== Segment start ==

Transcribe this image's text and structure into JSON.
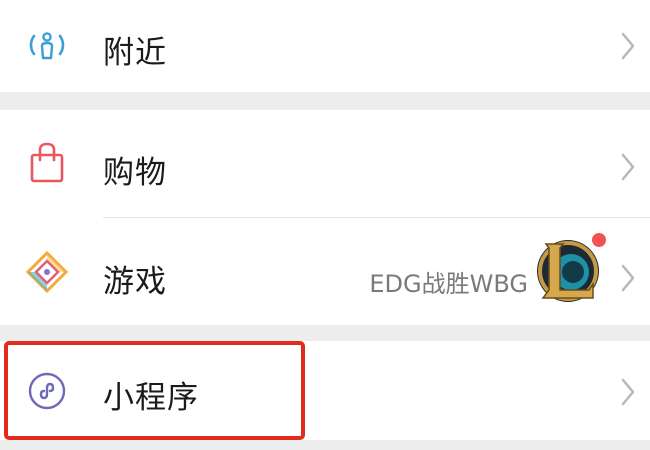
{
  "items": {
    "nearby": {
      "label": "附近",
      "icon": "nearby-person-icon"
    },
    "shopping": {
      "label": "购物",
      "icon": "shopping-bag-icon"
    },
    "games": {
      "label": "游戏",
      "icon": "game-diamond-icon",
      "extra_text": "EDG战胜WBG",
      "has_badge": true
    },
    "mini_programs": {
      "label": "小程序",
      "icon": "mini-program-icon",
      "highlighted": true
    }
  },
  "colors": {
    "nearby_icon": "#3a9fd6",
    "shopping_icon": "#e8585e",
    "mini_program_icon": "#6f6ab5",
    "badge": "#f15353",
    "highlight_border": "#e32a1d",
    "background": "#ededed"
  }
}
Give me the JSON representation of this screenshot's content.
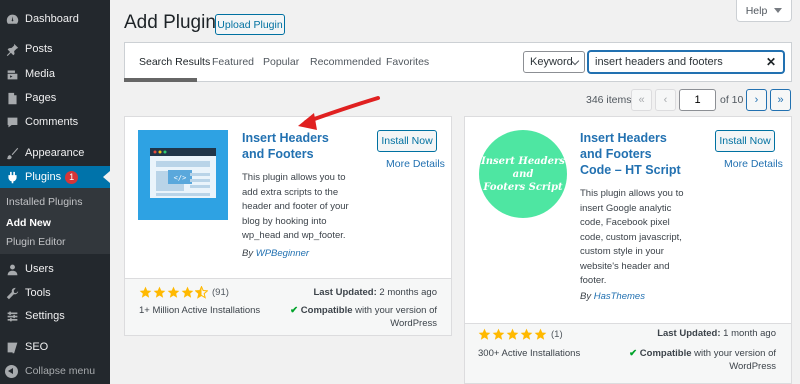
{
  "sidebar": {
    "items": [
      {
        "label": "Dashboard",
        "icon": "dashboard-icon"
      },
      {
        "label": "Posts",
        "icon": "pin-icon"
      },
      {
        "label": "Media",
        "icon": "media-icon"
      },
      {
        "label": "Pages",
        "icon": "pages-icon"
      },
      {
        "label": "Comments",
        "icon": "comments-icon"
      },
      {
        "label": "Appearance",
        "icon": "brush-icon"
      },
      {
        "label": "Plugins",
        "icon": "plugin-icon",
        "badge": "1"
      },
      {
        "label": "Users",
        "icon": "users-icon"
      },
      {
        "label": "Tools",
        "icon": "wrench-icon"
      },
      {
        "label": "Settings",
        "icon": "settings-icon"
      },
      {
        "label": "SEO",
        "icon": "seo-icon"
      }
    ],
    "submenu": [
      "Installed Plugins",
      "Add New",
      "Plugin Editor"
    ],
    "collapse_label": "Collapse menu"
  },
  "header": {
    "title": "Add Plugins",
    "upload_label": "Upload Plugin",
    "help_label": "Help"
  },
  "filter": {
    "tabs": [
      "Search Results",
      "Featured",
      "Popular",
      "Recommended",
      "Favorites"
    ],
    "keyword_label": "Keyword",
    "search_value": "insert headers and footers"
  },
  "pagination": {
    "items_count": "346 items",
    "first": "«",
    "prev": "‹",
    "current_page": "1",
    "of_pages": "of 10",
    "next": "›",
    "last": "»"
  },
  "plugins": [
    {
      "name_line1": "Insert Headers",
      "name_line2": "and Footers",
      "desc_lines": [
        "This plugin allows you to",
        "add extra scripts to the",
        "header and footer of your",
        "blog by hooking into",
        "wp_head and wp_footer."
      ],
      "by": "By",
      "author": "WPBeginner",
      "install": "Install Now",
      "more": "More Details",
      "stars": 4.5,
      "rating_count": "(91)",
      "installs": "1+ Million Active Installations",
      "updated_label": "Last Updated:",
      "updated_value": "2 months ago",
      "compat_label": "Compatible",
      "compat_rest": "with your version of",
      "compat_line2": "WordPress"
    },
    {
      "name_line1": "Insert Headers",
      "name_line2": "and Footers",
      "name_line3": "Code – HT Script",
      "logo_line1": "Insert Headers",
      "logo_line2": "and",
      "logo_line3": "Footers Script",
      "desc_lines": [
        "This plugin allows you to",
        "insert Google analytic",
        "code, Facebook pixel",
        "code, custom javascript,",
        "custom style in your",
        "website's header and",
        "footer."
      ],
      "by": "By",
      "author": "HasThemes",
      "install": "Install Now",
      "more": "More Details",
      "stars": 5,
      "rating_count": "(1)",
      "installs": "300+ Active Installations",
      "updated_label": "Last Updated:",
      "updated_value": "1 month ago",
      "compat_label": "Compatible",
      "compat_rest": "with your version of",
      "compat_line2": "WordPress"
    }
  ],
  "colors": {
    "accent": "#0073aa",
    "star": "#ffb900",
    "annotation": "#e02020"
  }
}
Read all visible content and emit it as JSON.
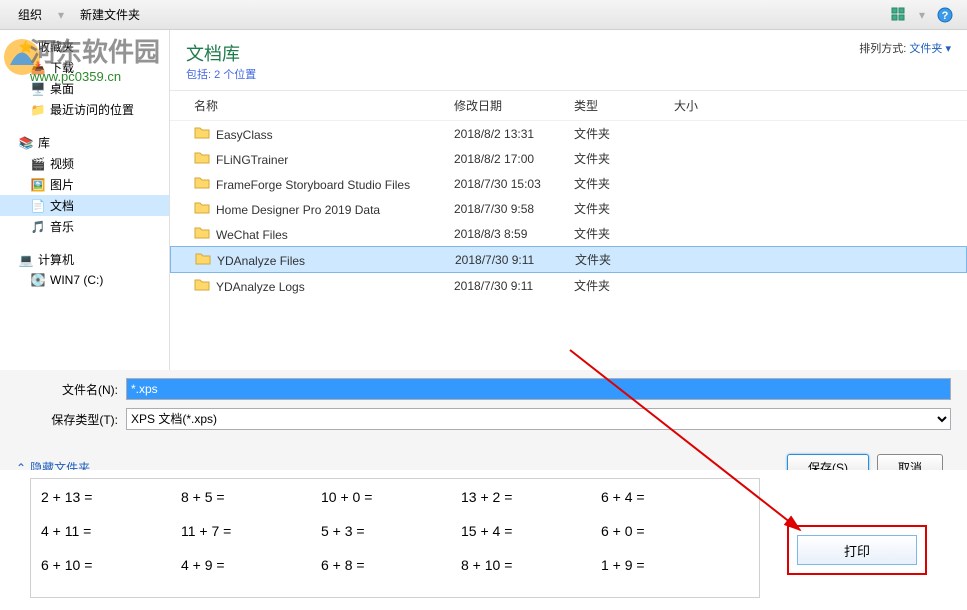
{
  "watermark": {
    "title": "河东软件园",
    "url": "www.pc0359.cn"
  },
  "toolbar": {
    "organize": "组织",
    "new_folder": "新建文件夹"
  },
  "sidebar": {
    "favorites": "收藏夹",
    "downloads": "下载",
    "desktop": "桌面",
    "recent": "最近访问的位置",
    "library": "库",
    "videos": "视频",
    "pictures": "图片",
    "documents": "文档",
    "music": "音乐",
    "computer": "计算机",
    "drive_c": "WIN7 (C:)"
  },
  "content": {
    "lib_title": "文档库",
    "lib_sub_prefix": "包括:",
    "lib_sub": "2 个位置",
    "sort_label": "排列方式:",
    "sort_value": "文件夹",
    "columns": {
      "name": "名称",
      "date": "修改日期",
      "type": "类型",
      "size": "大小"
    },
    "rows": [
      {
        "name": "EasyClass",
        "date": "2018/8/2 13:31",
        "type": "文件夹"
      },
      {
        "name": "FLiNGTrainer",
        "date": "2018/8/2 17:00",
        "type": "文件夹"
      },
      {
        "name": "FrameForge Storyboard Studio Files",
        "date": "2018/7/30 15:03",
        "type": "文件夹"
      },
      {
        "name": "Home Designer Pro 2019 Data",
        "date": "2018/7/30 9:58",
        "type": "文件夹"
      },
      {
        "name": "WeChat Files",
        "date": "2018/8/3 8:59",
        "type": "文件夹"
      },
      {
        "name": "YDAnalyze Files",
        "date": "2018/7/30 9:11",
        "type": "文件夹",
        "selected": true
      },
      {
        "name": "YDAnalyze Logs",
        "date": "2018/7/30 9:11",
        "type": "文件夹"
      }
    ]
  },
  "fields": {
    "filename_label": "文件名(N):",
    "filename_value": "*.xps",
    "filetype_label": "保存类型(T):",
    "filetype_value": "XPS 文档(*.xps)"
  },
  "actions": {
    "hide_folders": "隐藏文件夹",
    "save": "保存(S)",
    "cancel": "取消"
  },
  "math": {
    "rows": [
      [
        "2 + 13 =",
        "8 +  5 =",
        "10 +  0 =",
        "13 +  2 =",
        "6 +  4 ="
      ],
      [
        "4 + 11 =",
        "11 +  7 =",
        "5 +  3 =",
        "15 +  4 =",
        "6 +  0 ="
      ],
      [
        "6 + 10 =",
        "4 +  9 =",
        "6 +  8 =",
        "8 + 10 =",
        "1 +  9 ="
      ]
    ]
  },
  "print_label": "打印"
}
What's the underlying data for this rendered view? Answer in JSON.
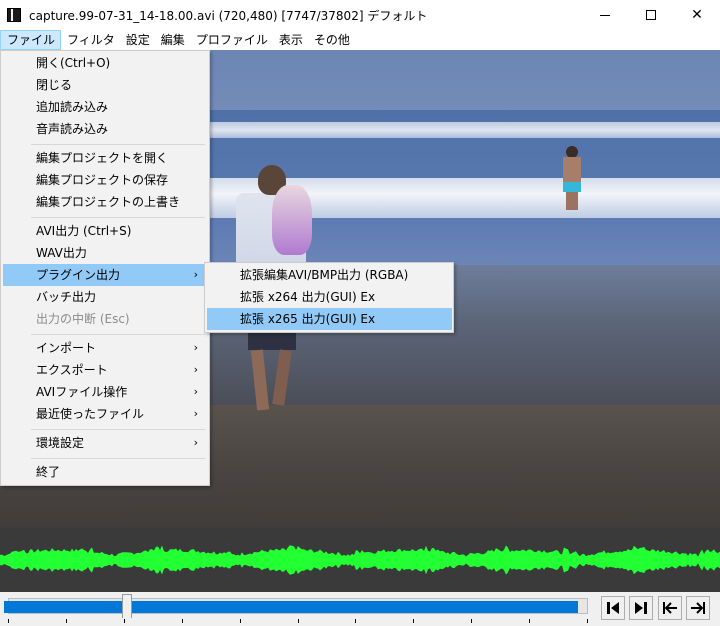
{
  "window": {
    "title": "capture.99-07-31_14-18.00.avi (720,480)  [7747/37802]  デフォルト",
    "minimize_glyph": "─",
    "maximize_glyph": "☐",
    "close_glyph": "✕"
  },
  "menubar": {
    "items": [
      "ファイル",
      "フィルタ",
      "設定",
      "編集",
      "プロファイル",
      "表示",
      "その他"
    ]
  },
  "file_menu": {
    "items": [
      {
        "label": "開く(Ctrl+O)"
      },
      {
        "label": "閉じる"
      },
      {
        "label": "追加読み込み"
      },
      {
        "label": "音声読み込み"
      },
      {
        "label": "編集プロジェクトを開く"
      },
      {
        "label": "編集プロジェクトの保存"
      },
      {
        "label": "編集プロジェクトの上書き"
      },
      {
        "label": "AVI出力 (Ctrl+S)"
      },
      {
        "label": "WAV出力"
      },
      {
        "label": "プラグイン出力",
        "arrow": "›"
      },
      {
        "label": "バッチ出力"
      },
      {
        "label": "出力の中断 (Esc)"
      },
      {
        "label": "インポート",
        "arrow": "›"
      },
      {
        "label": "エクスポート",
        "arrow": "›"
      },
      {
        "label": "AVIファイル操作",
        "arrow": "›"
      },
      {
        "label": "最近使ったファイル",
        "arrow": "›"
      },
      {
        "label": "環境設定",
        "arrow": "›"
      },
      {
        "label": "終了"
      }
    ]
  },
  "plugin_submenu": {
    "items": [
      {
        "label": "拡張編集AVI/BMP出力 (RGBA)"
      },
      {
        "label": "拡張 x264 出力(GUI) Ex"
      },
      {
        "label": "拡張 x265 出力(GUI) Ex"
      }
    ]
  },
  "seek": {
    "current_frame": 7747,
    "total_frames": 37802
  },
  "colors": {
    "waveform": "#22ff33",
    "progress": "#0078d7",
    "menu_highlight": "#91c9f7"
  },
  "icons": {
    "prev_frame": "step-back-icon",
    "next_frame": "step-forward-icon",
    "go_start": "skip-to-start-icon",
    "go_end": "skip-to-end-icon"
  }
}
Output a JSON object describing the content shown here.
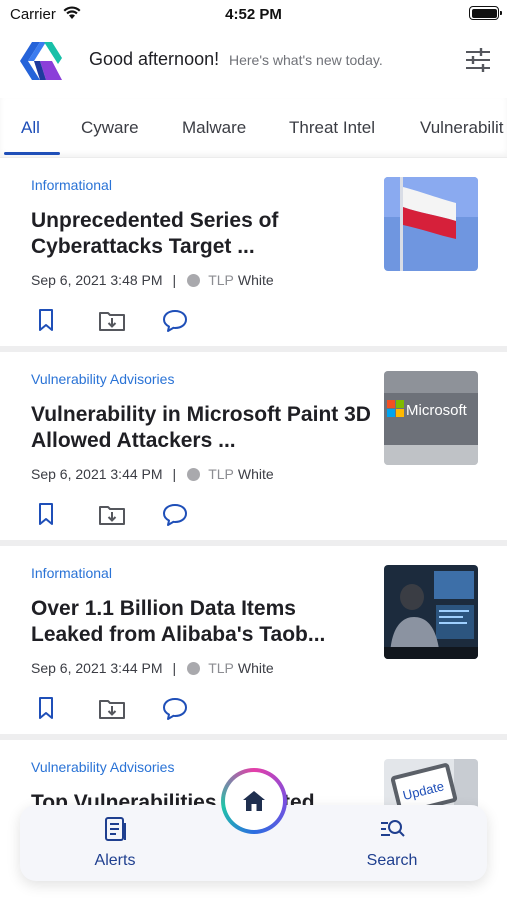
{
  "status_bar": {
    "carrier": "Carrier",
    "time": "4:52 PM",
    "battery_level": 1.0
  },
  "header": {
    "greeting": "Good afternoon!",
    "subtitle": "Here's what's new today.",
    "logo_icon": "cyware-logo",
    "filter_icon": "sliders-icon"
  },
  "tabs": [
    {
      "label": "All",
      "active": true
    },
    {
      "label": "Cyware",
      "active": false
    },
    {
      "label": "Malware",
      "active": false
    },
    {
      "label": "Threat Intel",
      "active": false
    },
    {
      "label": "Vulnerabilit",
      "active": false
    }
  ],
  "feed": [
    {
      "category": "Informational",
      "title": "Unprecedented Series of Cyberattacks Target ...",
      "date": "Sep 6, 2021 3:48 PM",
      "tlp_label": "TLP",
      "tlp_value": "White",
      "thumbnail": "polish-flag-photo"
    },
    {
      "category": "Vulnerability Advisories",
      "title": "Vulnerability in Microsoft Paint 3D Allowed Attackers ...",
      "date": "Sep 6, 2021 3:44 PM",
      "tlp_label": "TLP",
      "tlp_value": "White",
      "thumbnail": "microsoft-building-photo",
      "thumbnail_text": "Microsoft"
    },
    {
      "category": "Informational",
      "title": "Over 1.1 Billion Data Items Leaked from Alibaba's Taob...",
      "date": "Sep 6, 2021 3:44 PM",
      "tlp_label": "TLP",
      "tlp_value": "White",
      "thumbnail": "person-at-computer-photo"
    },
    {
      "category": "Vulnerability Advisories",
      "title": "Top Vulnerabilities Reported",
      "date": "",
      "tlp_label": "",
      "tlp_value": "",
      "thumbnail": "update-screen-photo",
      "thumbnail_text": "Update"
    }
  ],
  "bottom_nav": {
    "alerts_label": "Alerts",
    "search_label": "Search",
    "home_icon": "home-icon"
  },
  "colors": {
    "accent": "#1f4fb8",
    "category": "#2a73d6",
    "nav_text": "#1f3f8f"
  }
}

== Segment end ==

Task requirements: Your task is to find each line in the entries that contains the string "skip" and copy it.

Result of the task:
    "go_start": "skip-to-start-icon",
    "go_end": "skip-to-end-icon"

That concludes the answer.